Task details: Each record must appear in your answer exactly as it does below.

Dataset rows describing interfaces:
=======

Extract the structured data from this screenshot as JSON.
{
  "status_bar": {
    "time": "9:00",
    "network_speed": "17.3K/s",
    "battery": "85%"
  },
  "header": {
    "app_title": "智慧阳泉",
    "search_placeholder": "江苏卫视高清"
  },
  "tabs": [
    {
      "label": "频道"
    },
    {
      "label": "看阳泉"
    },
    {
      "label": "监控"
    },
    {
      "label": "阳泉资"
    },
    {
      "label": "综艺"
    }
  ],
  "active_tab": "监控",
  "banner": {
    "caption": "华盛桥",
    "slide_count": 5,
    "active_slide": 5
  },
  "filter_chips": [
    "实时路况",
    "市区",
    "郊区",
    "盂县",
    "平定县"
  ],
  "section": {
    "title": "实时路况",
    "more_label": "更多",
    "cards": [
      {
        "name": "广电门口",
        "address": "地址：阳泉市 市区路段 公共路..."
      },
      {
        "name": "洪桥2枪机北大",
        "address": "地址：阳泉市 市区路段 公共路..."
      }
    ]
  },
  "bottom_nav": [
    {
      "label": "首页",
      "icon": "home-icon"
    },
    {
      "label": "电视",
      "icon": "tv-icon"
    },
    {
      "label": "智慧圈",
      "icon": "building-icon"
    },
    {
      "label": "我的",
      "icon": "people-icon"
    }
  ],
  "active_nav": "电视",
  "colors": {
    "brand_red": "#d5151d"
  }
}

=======

Result of the task:
Extract the structured data from this screenshot as JSON.
{
  "status_bar": {
    "time": "9:00",
    "network_speed": "17.3K/s",
    "battery": "85%"
  },
  "header": {
    "app_title": "智慧阳泉",
    "search_placeholder": "江苏卫视高清"
  },
  "tabs": [
    {
      "label": "频道"
    },
    {
      "label": "看阳泉"
    },
    {
      "label": "监控"
    },
    {
      "label": "阳泉资"
    },
    {
      "label": "综艺"
    }
  ],
  "active_tab": "监控",
  "banner": {
    "caption": "华盛桥",
    "slide_count": 5,
    "active_slide": 5
  },
  "filter_chips": [
    "实时路况",
    "市区",
    "郊区",
    "盂县",
    "平定县"
  ],
  "section": {
    "title": "实时路况",
    "more_label": "更多",
    "cards": [
      {
        "name": "广电门口",
        "address": "地址：阳泉市 市区路段 公共路..."
      },
      {
        "name": "洪桥2枪机北大",
        "address": "地址：阳泉市 市区路段 公共路..."
      }
    ]
  },
  "bottom_nav": [
    {
      "label": "首页",
      "icon": "home-icon"
    },
    {
      "label": "电视",
      "icon": "tv-icon"
    },
    {
      "label": "智慧圈",
      "icon": "building-icon"
    },
    {
      "label": "我的",
      "icon": "people-icon"
    }
  ],
  "active_nav": "电视",
  "colors": {
    "brand_red": "#d5151d"
  }
}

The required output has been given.